    Number of analysis channels. This is derived directly from the fft size used in the analysis:
nAnalysisBins  = (fft_size / 2) + 1.

Note that the format supports the use of window sizes, given by dwWinlen, greater than the fft size.

Custom Window Chunk.

    This is very simple:
    <chunk-size in bytes, excluding tag and size field>
    < window data, dwWinlen samples>

This may well not be adequate. Possible additions include a 4-byte ident, and a floats field specifying amplitude. Note that the WAVE_EX spec encourages all chunks to support 8-byte alignment.

No other chunks, apart from the data chunk itself, are required for PVOC_EX. Where the renderer sepcifies floating-point samples, the PEAK chunk can be used in the usual way.

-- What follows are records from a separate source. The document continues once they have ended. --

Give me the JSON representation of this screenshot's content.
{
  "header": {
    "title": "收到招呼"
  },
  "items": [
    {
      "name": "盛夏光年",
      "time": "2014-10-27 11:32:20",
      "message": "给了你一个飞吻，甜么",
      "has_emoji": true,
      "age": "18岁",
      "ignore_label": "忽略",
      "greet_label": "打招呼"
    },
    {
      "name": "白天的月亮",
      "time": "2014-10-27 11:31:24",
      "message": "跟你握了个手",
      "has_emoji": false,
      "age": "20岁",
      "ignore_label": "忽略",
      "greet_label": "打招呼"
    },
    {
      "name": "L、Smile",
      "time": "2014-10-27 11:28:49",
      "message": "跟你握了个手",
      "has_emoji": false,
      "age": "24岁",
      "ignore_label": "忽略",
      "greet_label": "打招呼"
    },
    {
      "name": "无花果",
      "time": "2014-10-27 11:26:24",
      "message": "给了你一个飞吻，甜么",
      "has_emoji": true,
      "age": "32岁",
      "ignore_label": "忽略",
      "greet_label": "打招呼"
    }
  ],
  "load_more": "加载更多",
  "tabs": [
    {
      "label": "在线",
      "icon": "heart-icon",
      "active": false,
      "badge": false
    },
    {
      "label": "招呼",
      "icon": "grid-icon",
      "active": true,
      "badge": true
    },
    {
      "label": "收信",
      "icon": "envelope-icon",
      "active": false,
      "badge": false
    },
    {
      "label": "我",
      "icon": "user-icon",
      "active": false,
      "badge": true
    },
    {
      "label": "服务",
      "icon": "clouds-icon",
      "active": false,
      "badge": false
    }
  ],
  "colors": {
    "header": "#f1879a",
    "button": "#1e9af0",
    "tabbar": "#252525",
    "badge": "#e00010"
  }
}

This will be especially relevant where a custom window is used, as amplitude levels cannot be presumed.

The 'data' chunk.

Analysis frames are interleaved according to nChannels, i.e.:

for a stereo file:

<frame 0 Ch 0>
<frame0 Ch 1>
<frame 1 Ch 0>
<frame 1 Ch 1>

Frames amplitudes are expected to be normalized close to 1.0. Thus, where the source is a full-amplitude sinewave, the peak amplitude in the nearest bin will be close to 1.0. Later versions of this document will develop this aspect further. Suffice it to say here that both the CARL and Soundhack formats provide analysis windows in this form, while Csound and PVC require scale factors. The example implementation accompanying this release is based on the CARL distribution, and a further program demomnstrates conversion from the current Csound format to the PVOC-EX format.

Example Implementation (command-line programs):

All pvocex code is confined to two files: pvfileio.c, and pvfileio.h

Source for pvocex analysis-resynthesis (accepts WAVE, AIFF and AIFF-C files):
 pvocex_src01.zip (49KB). Includes project files for VC++5.0
Source for pvconv application (convert Csound and Soundhack analysis files to pvoc-ex):
pvconv_src01.zip (5KB)  NB requires pvocex_src01.zip

Executables for Win32 Pentium systems (pvocex and pvconv):
pvocex_bin01.zip (82KB)

Richard Dobson 25 May 2000